A “marvelously macabre” (Kirkus Reviews) history of the bizarre afterlives of corpses of the celebrated and notorious dead.
For some of the most influential figures in history, death marked the start of a new adventure. The famous deceased have been stolen, burned, sold, pickled, frozen, stuffed, impersonated, and even filed away in a lawyer’s office. Their fingers, teeth, toes, arms, legs, skulls, hearts, lungs, and nether regions have embarked on voyages that crisscross the globe and stretch the imagination.
Counterfeiters tried to steal Lincoln’s corpse. Einstein’s brain went on a cross-country road trip. And after Lord Horatio Nelson perished at Trafalgar, his sailors submerged him in brandy—which they drank.
From Alexander the Great to Elvis Presley, and from Beethoven to Dorothy Parker, Rest in Pieces connects the lives of the famous dead to the hilarious and horrifying adventures of their corpses, and traces the evolution of cultural attitudes toward death.
Bess Lovejoy is a writer, researcher, and editor based in Brooklyn.
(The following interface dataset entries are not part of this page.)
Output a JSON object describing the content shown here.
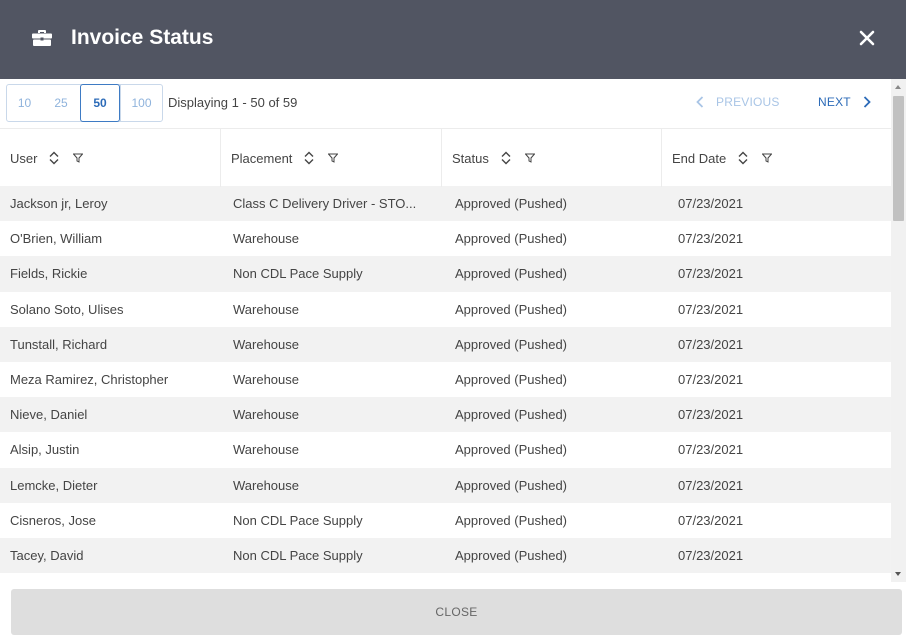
{
  "header": {
    "title": "Invoice Status",
    "title_icon": "briefcase-icon",
    "close_icon": "close-icon",
    "background": "#515562"
  },
  "pager": {
    "page_sizes": [
      "10",
      "25",
      "50",
      "100"
    ],
    "selected_page_size": "50",
    "displaying": "Displaying 1 - 50 of 59",
    "previous_label": "PREVIOUS",
    "next_label": "NEXT",
    "accent": "#2c6bb8"
  },
  "table": {
    "columns": [
      "User",
      "Placement",
      "Status",
      "End Date"
    ],
    "rows": [
      [
        "Jackson jr, Leroy",
        "Class C Delivery Driver - STO...",
        "Approved (Pushed)",
        "07/23/2021"
      ],
      [
        "O'Brien, William",
        "Warehouse",
        "Approved (Pushed)",
        "07/23/2021"
      ],
      [
        "Fields, Rickie",
        "Non CDL Pace Supply",
        "Approved (Pushed)",
        "07/23/2021"
      ],
      [
        "Solano Soto, Ulises",
        "Warehouse",
        "Approved (Pushed)",
        "07/23/2021"
      ],
      [
        "Tunstall, Richard",
        "Warehouse",
        "Approved (Pushed)",
        "07/23/2021"
      ],
      [
        "Meza Ramirez, Christopher",
        "Warehouse",
        "Approved (Pushed)",
        "07/23/2021"
      ],
      [
        "Nieve, Daniel",
        "Warehouse",
        "Approved (Pushed)",
        "07/23/2021"
      ],
      [
        "Alsip, Justin",
        "Warehouse",
        "Approved (Pushed)",
        "07/23/2021"
      ],
      [
        "Lemcke, Dieter",
        "Warehouse",
        "Approved (Pushed)",
        "07/23/2021"
      ],
      [
        "Cisneros, Jose",
        "Non CDL Pace Supply",
        "Approved (Pushed)",
        "07/23/2021"
      ],
      [
        "Tacey, David",
        "Non CDL Pace Supply",
        "Approved (Pushed)",
        "07/23/2021"
      ]
    ]
  },
  "footer": {
    "close_label": "CLOSE"
  }
}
She worked on the Schott’s Almanac series for five years, and her writing has also appeared in The New York Times, The Believer, The Boston Globe, and elsewhere.